Ow! Ow! Ow! Ooh, that’s gotta hurt! That poor hurdler…hurtling into that hurdle!?
Yep, that sure caught my attention. Needless to say, that athlete lost the race when he ran so violently into the barrier, the hurdle. Now, if he’d only hurdled over it instead of hurtling into it…
A hurdle is a barrier that one needs to get over, whether it’s a track event with athletes jumping over hurdles or a person needing to get over a problem — emotional, mental, red tape at the permitting office…
A hurtle on the other hand is a rapid, forceful movement forward or into something, hence the “ouch”. Think about the t in hurtle. T for travel. Movement.
And, yep, it’s another Word Confusion pair that are heterographs.

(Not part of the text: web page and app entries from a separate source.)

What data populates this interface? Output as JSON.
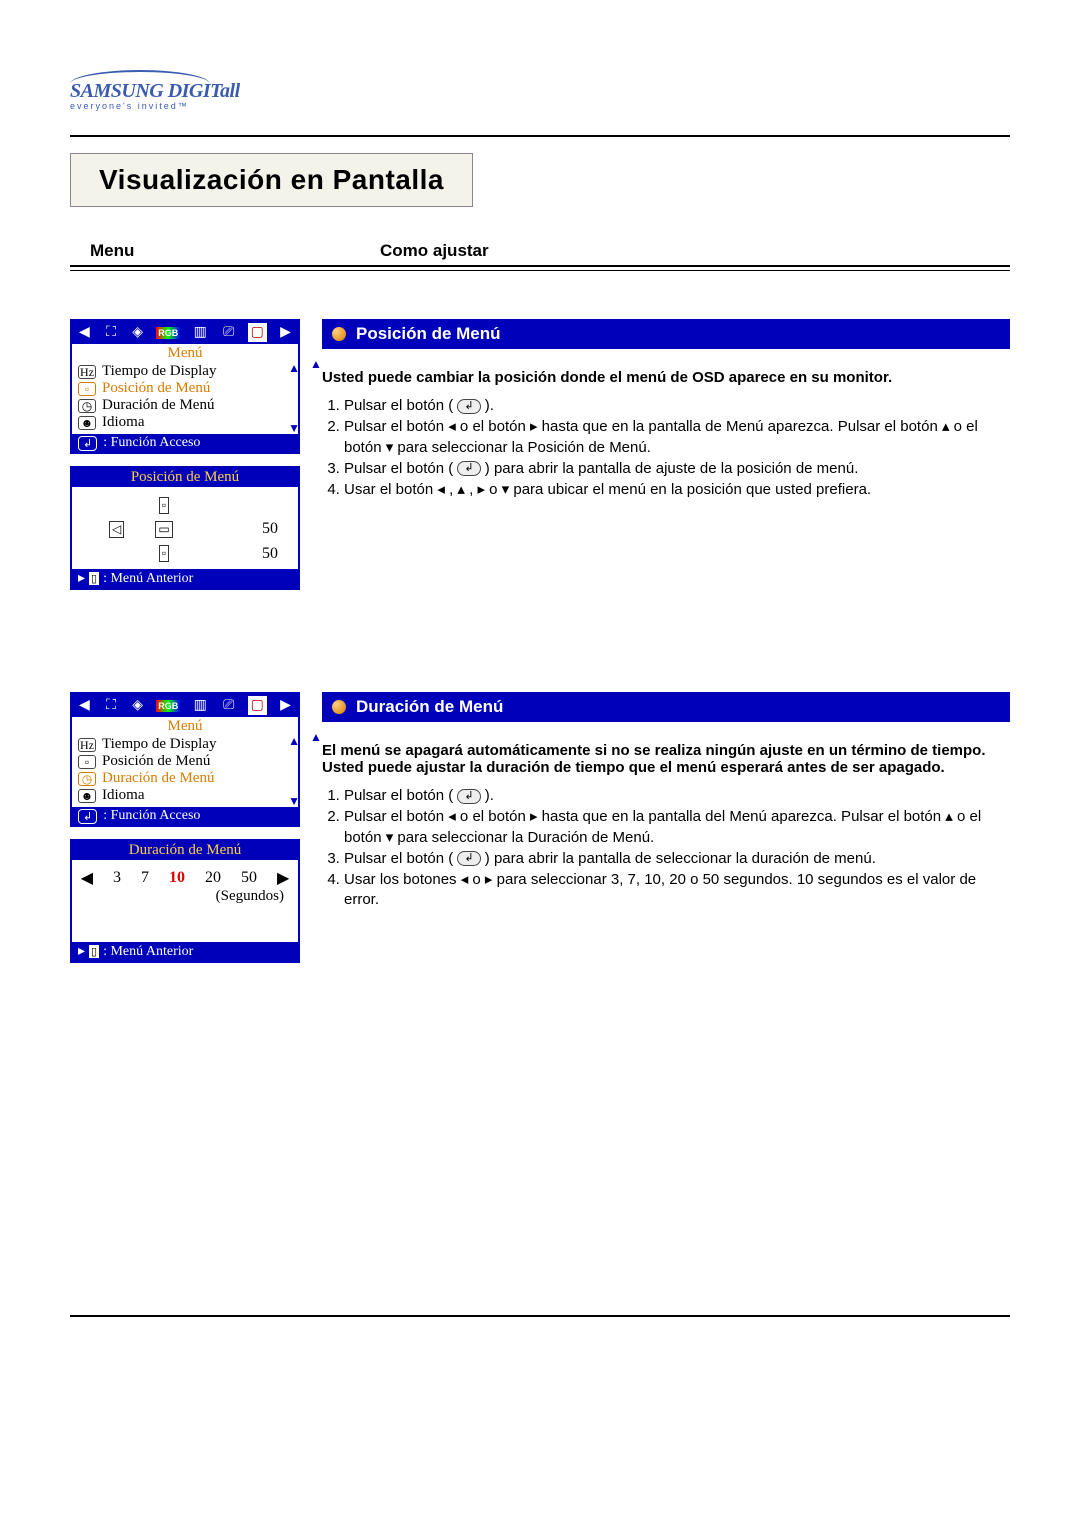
{
  "logo": {
    "brand": "SAMSUNG DIGITall",
    "tagline": "everyone's invited™"
  },
  "page_title": "Visualización en Pantalla",
  "column_headers": {
    "menu": "Menu",
    "howto": "Como ajustar"
  },
  "osd_common": {
    "menu_title": "Menú",
    "func_label": ": Función Acceso",
    "prev_label": ": Menú Anterior",
    "items": {
      "display_time": "Tiempo de Display",
      "menu_pos": "Posición de Menú",
      "menu_dur": "Duración de Menú",
      "language": "Idioma"
    }
  },
  "section_pos": {
    "bar_title": "Posición de Menú",
    "osd_control_title": "Posición de Menú",
    "values": {
      "h": "50",
      "v": "50"
    },
    "intro": "Usted puede cambiar la posición donde el menú de OSD aparece en su monitor.",
    "steps": {
      "1": "Pulsar el botón (",
      "1b": ").",
      "2": "Pulsar el botón ◂ o el botón ▸ hasta que en la pantalla de Menú aparezca. Pulsar el botón ▴ o el botón ▾ para seleccionar la Posición de Menú.",
      "3a": "Pulsar el botón (",
      "3b": ") para abrir la pantalla de ajuste de la posición de menú.",
      "4": "Usar el botón ◂ , ▴ , ▸ o ▾ para ubicar el menú en la posición que usted prefiera."
    }
  },
  "section_dur": {
    "bar_title": "Duración de Menú",
    "osd_control_title": "Duración de Menú",
    "options": {
      "a": "3",
      "b": "7",
      "c": "10",
      "d": "20",
      "e": "50"
    },
    "unit": "(Segundos)",
    "intro": "El menú se apagará automáticamente si no se realiza ningún ajuste en un término de tiempo. Usted puede ajustar la duración de tiempo que el menú esperará antes de ser apagado.",
    "steps": {
      "1": "Pulsar el botón (",
      "1b": ").",
      "2": "Pulsar el botón ◂ o el botón ▸ hasta que en la pantalla del Menú aparezca. Pulsar el botón ▴ o el botón ▾ para seleccionar la Duración de Menú.",
      "3a": "Pulsar el botón (",
      "3b": ") para abrir la pantalla de seleccionar la duración de menú.",
      "4": "Usar los botones ◂ o ▸ para seleccionar 3, 7, 10, 20 o 50 segundos. 10 segundos es el valor de error."
    }
  }
}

…started as my way of dealing with a professional frustration with properly spelled words that were out of context in manuscripts I was editing as well as books I was reviewing. It evolved into a sharing of information with y’all. I’m hoping you’ll share with us words that have been a bête noir for you from either end.
|Credit to: Apple Dictionary.com; Dictionary.com: hurdle and hurtle|
|Part of Grammar:|
|Noun; Verb, intransitive & transitive||Verb, intransitive & transitive|
An upright frame, typically one of a series, that athletes in a race must jump over
An obstacle or difficulty
[Chiefly British] A portable rectangular frame strengthened with willow, osier branches, wattles, or wooden bars, used as a temporary fence
Enclose or fence off with hurdles
To master a difficulty, problem, etc.
Move or cause to move at a great speed, typically in a wildly uncontrolled manner
[Archaic] To strike together or against something
[Archaic] To dash against
Pam won the women’s 100-meter hurdles at last week’s meet.
George and Jenny had many hurdles to overcome, chiefly the opposition of their parents.
When the heat for the men’s 110m hurdles begins, the athletes will hurtle down the first 45 feet of track before reaching the first hurdle, which they will hurdle.
This next race is a handicap hurdle.
The sentenced man was dragged to the executioner’s block on a hurdle.
The campaign could fall at the first hurdle if they fail to secure planning permission.
Jason hurdled the chickens.
We had to hurdle all manner of permits and restrictions.
They froze as a runaway car hurtled toward them.
The sound was deafening, as tons of snow hurtled down the mountain.
The car hurtled down the highway.
The car hurtled into a guardrail.
The birds continued to hurtle themselves against the window.
|History of the Word:|
|Old English hyrdel meaning temporary fence is of Germanic origin and related to the Dutch horde and the German Hürde.||Middle English in the sense of strike against, collide with and a frequentative of hurt.|
C’mon, get it out of your system, bitch, whine, moan…which words are your pet peeves? Also, please note that I try to be as accurate as I can, but mistakes happen or I miss something. Email me if you find errors, so I can fix them…and we’ll all benefit!